This fascinating docudrama from the USC School of Cinematic Arts is no classroom exercise but a polished film. It has eight writers and 10 directors credited, yet it’s a seamless whole. The actors have terrific chemistry, with Inger Tudor a standout as Rose.
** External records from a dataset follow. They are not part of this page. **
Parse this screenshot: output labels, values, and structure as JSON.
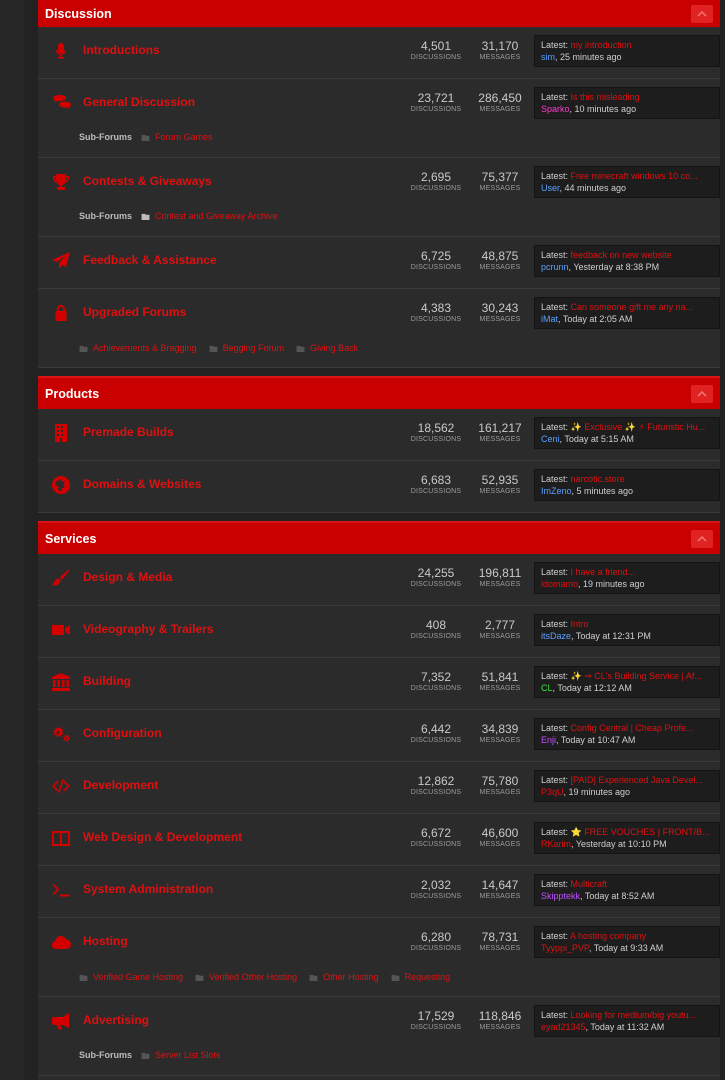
{
  "colors": {
    "accent": "#c80000",
    "link": "#e01010",
    "background": "#2b2b2b"
  },
  "stats_labels": {
    "discussions": "DISCUSSIONS",
    "messages": "MESSAGES"
  },
  "latest_label": "Latest:",
  "subforums_label": "Sub-Forums",
  "sections": [
    {
      "title": "Discussion",
      "nodes": [
        {
          "title": "Introductions",
          "icon": "microphone-icon",
          "discussions": "4,501",
          "messages": "31,170",
          "latest_thread": "my introduction",
          "latest_user": "sim",
          "user_color": "#5aa0ff",
          "latest_time": ", 25 minutes ago"
        },
        {
          "title": "General Discussion",
          "icon": "chat-bubbles-icon",
          "discussions": "23,721",
          "messages": "286,450",
          "latest_thread": "Is this misleading",
          "latest_user": "Sparko",
          "user_color": "#ff3bd0",
          "latest_time": ", 10 minutes ago",
          "subforums_prefix": true,
          "subforums": [
            {
              "label": "Forum Games",
              "solid": false
            }
          ]
        },
        {
          "title": "Contests & Giveaways",
          "icon": "trophy-icon",
          "discussions": "2,695",
          "messages": "75,377",
          "latest_thread": "Free minecraft windows 10 co...",
          "latest_user": "User",
          "user_color": "#5aa0ff",
          "latest_time": ", 44 minutes ago",
          "subforums_prefix": true,
          "subforums": [
            {
              "label": "Contest and Giveaway Archive",
              "solid": true
            }
          ]
        },
        {
          "title": "Feedback & Assistance",
          "icon": "paper-plane-icon",
          "discussions": "6,725",
          "messages": "48,875",
          "latest_thread": "feedback on new website",
          "latest_user": "pcrunn",
          "user_color": "#5aa0ff",
          "latest_time": ", Yesterday at 8:38 PM"
        },
        {
          "title": "Upgraded Forums",
          "icon": "lock-icon",
          "discussions": "4,383",
          "messages": "30,243",
          "latest_thread": "Can someone gift me any na...",
          "latest_user": "iMat",
          "user_color": "#5aa0ff",
          "latest_time": ", Today at 2:05 AM",
          "subforums_prefix": false,
          "subforums": [
            {
              "label": "Achievements & Bragging",
              "solid": false
            },
            {
              "label": "Begging Forum",
              "solid": false
            },
            {
              "label": "Giving Back",
              "solid": false
            }
          ]
        }
      ]
    },
    {
      "title": "Products",
      "nodes": [
        {
          "title": "Premade Builds",
          "icon": "building-icon",
          "discussions": "18,562",
          "messages": "161,217",
          "latest_thread": "✨ Exclusive ✨ ⚡ Futuristic Hu...",
          "latest_user": "Ceni",
          "user_color": "#5aa0ff",
          "latest_time": ", Today at 5:15 AM"
        },
        {
          "title": "Domains & Websites",
          "icon": "globe-icon",
          "discussions": "6,683",
          "messages": "52,935",
          "latest_thread": "narcotic.store",
          "latest_user": "ImZeno",
          "user_color": "#5aa0ff",
          "latest_time": ", 5 minutes ago"
        }
      ]
    },
    {
      "title": "Services",
      "nodes": [
        {
          "title": "Design & Media",
          "icon": "paintbrush-icon",
          "discussions": "24,255",
          "messages": "196,811",
          "latest_thread": "I have a friend...",
          "latest_user": "idomamo",
          "user_color": "#e01010",
          "latest_time": ", 19 minutes ago"
        },
        {
          "title": "Videography & Trailers",
          "icon": "video-camera-icon",
          "discussions": "408",
          "messages": "2,777",
          "latest_thread": "Intro",
          "latest_user": "itsDaze",
          "user_color": "#5aa0ff",
          "latest_time": ", Today at 12:31 PM"
        },
        {
          "title": "Building",
          "icon": "bank-icon",
          "discussions": "7,352",
          "messages": "51,841",
          "latest_thread": "✨ ⇒ CL's Building Service | Af...",
          "latest_user": "CL",
          "user_color": "#3ee03e",
          "latest_time": ", Today at 12:12 AM"
        },
        {
          "title": "Configuration",
          "icon": "cogs-icon",
          "discussions": "6,442",
          "messages": "34,839",
          "latest_thread": "Config Central | Cheap Profe...",
          "latest_user": "Enji",
          "user_color": "#c050ff",
          "latest_time": ", Today at 10:47 AM"
        },
        {
          "title": "Development",
          "icon": "code-icon",
          "discussions": "12,862",
          "messages": "75,780",
          "latest_thread": "[PAID] Experienced Java Devel...",
          "latest_user": "P3qU",
          "user_color": "#e01010",
          "latest_time": ", 19 minutes ago"
        },
        {
          "title": "Web Design & Development",
          "icon": "book-open-icon",
          "discussions": "6,672",
          "messages": "46,600",
          "latest_thread": "⭐ FREE VOUCHES | FRONT/B...",
          "latest_user": "RKarim",
          "user_color": "#e01010",
          "latest_time": ", Yesterday at 10:10 PM"
        },
        {
          "title": "System Administration",
          "icon": "terminal-icon",
          "discussions": "2,032",
          "messages": "14,647",
          "latest_thread": "Multicraft",
          "latest_user": "Skipptekk",
          "user_color": "#c050ff",
          "latest_time": ", Today at 8:52 AM"
        },
        {
          "title": "Hosting",
          "icon": "cloud-icon",
          "discussions": "6,280",
          "messages": "78,731",
          "latest_thread": "A hosting company",
          "latest_user": "Tyyppi_PVP",
          "user_color": "#e01010",
          "latest_time": ", Today at 9:33 AM",
          "subforums_prefix": false,
          "subforums": [
            {
              "label": "Verified Game Hosting",
              "solid": false
            },
            {
              "label": "Verified Other Hosting",
              "solid": false
            },
            {
              "label": "Other Hosting",
              "solid": false
            },
            {
              "label": "Requesting",
              "solid": false
            }
          ]
        },
        {
          "title": "Advertising",
          "icon": "megaphone-icon",
          "discussions": "17,529",
          "messages": "118,846",
          "latest_thread": "Looking for medium/big youtu...",
          "latest_user": "eyad21345",
          "user_color": "#e01010",
          "latest_time": ", Today at 11:32 AM",
          "subforums_prefix": true,
          "subforums": [
            {
              "label": "Server List Slots",
              "solid": false
            }
          ]
        }
      ]
    }
  ]
}
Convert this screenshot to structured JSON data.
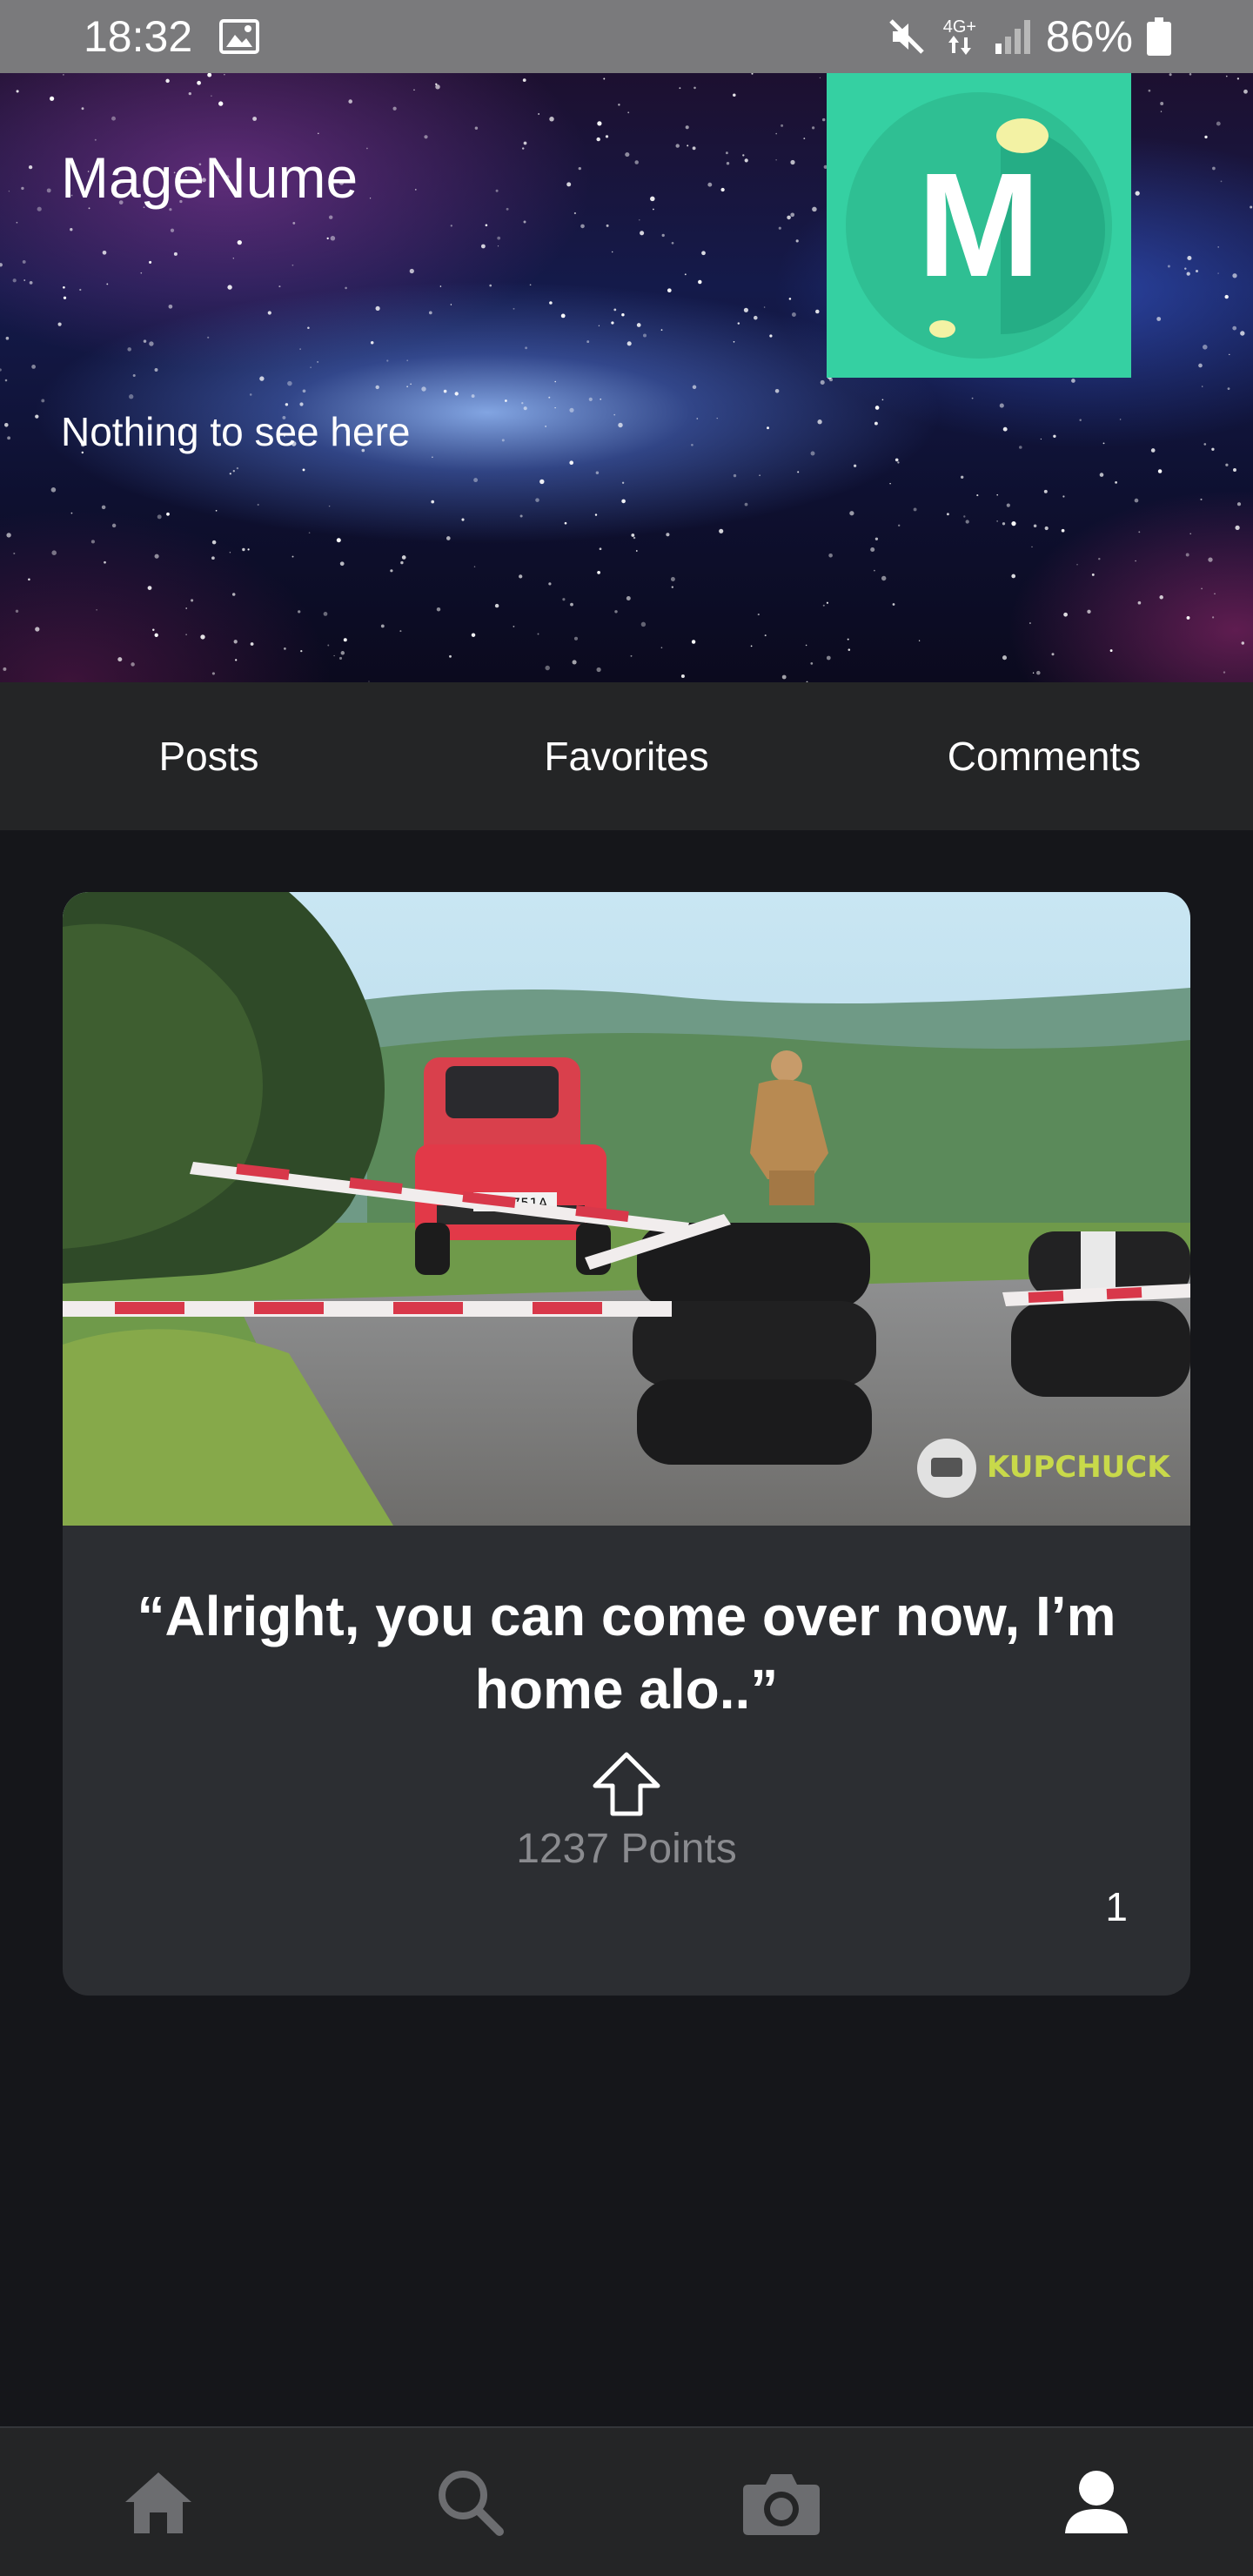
{
  "status_bar": {
    "time": "18:32",
    "network_label": "4G+",
    "battery_text": "86%"
  },
  "profile": {
    "name": "MageNume",
    "bio": "Nothing to see here",
    "avatar_letter": "M",
    "avatar_color": "#35d0a2"
  },
  "tabs": [
    {
      "label": "Posts"
    },
    {
      "label": "Favorites"
    },
    {
      "label": "Comments"
    }
  ],
  "post": {
    "title": "“Alright, you can come over now, I’m home alo..”",
    "points": "1237 Points",
    "comment_count": "1",
    "image_watermark": "KUPCHUCK",
    "image_plate": "BBL 751A"
  },
  "bottom_nav": [
    {
      "icon": "home-icon"
    },
    {
      "icon": "search-icon"
    },
    {
      "icon": "camera-icon"
    },
    {
      "icon": "profile-icon",
      "active": true
    }
  ]
}
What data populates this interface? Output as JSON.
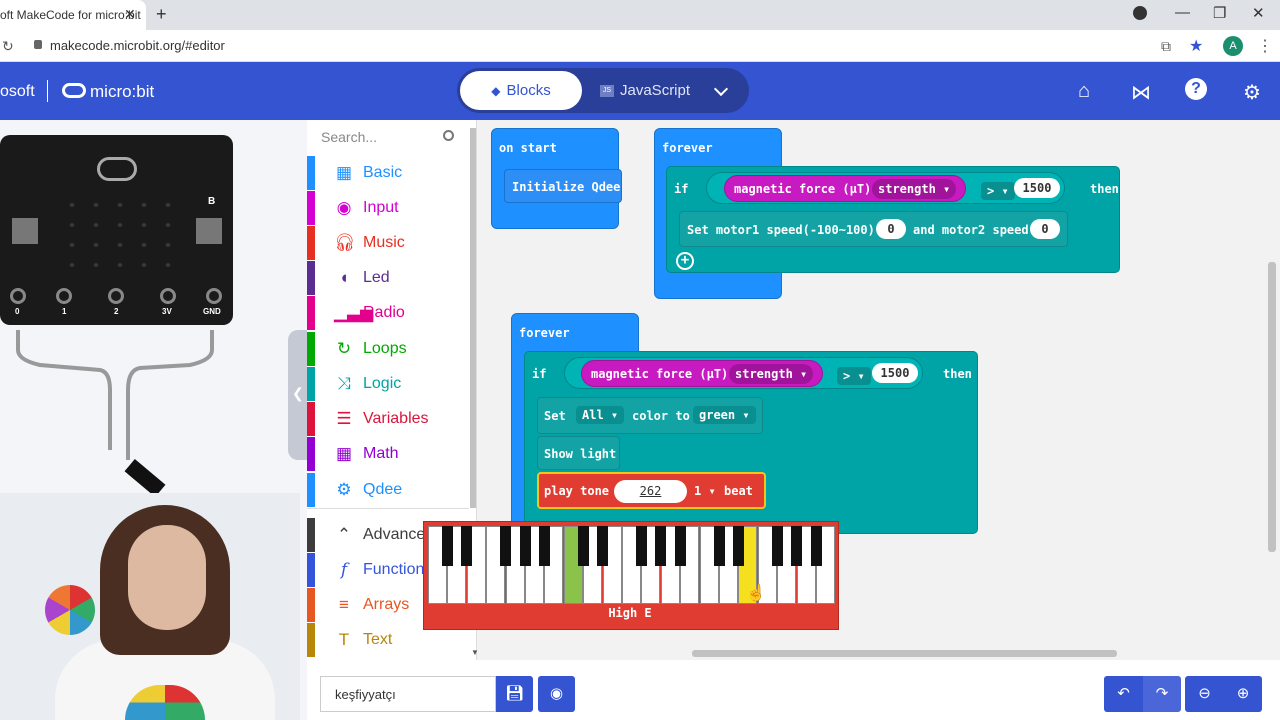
{
  "browser": {
    "tab_title": "oft MakeCode for micro:bit",
    "tab_close": "✕",
    "new_tab": "+",
    "url": "makecode.microbit.org/#editor",
    "avatar": "A"
  },
  "header": {
    "brand": "osoft",
    "product": "micro:bit",
    "blocks_label": "Blocks",
    "javascript_label": "JavaScript"
  },
  "simulator": {
    "pins": [
      "0",
      "1",
      "2",
      "3V",
      "GND"
    ],
    "button_b": "B"
  },
  "toolbox": {
    "search_placeholder": "Search...",
    "categories": [
      {
        "label": "Basic",
        "color": "#1e90ff",
        "icon": "grid-icon"
      },
      {
        "label": "Input",
        "color": "#d400d4",
        "icon": "target-icon"
      },
      {
        "label": "Music",
        "color": "#e63022",
        "icon": "headphones-icon"
      },
      {
        "label": "Led",
        "color": "#5c2d91",
        "icon": "toggle-icon"
      },
      {
        "label": "Radio",
        "color": "#e3008c",
        "icon": "signal-icon"
      },
      {
        "label": "Loops",
        "color": "#00aa00",
        "icon": "loop-icon"
      },
      {
        "label": "Logic",
        "color": "#00a4a6",
        "icon": "shuffle-icon"
      },
      {
        "label": "Variables",
        "color": "#dc143c",
        "icon": "list-icon"
      },
      {
        "label": "Math",
        "color": "#9400d3",
        "icon": "calculator-icon"
      },
      {
        "label": "Qdee",
        "color": "#1e90ff",
        "icon": "gear-icon"
      },
      {
        "label": "Advanced",
        "color": "#3c3c3c",
        "icon": "chevron-up-icon"
      },
      {
        "label": "Functions",
        "color": "#3455db",
        "icon": "function-icon"
      },
      {
        "label": "Arrays",
        "color": "#e65722",
        "icon": "arrays-icon"
      },
      {
        "label": "Text",
        "color": "#b8860b",
        "icon": "text-icon"
      }
    ]
  },
  "workspace": {
    "on_start": "on start",
    "init_qdee": "Initialize Qdee",
    "forever1": {
      "label": "forever",
      "if": "if",
      "sensor": "magnetic force (µT)",
      "axis": "strength",
      "op": ">",
      "value": "1500",
      "then": "then",
      "action": "Set motor1 speed(-100~100)",
      "m1": "0",
      "and": "and motor2 speed",
      "m2": "0"
    },
    "forever2": {
      "label": "forever",
      "if": "if",
      "sensor": "magnetic force (µT)",
      "axis": "strength",
      "op": ">",
      "value": "1500",
      "then": "then",
      "set": "Set",
      "all": "All",
      "color_to": "color to",
      "color": "green",
      "show": "Show light",
      "play_tone": "play tone",
      "tone_value": "262",
      "beat": "1",
      "beat_label": "beat"
    }
  },
  "piano": {
    "note_label": "High E"
  },
  "bottom": {
    "project_name": "keşfiyyatçı"
  }
}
The only real flaw is that Jewell Wilson Bridges bears no resemblance to young Welles, but he conveys the director’s youthful energy and intensity.
At heart, “Voodoo” is about a group of young actors taking extraordinary risks, and succeeding against all odds—including a congressman who cuts off their funding and denounces the play as “witchy mumbo-jumbo.” Actual footage of the original production is included in the disc (available on Blu-ray from www.lightyear.com).
The film is far more compelling than Branden Jacobs-Jenkins’ edgy, offbeat play “Appropriate,” running at South Coast Repertory in Costa Mesa (www.scr.org, through Feb. 26), in rotating repertory with Lillian Hellman’s “The Little Foxes.” Jacobs-Jenkins’ play, about a family with skeletons in the closet, does take substantial risks itself, though they don’t always pay off.
Racism raises its ugly head in both the play and the film, in the latter when Welles blacks up to play MacBeth in one scene. “Appropriate” goes more for shock value, especially in one particularly outrageous moment which drew laughs the night I attended.
Sure to create controversy, there seems to be little debate about one element of the play— its outstanding scenic design, a crumbling Southern mansion, created by Lawrence Moten III. The play, directed by Delicia Turner Sonnenberg, alternates performances with “Foxes,” with overlapping casts and the same set.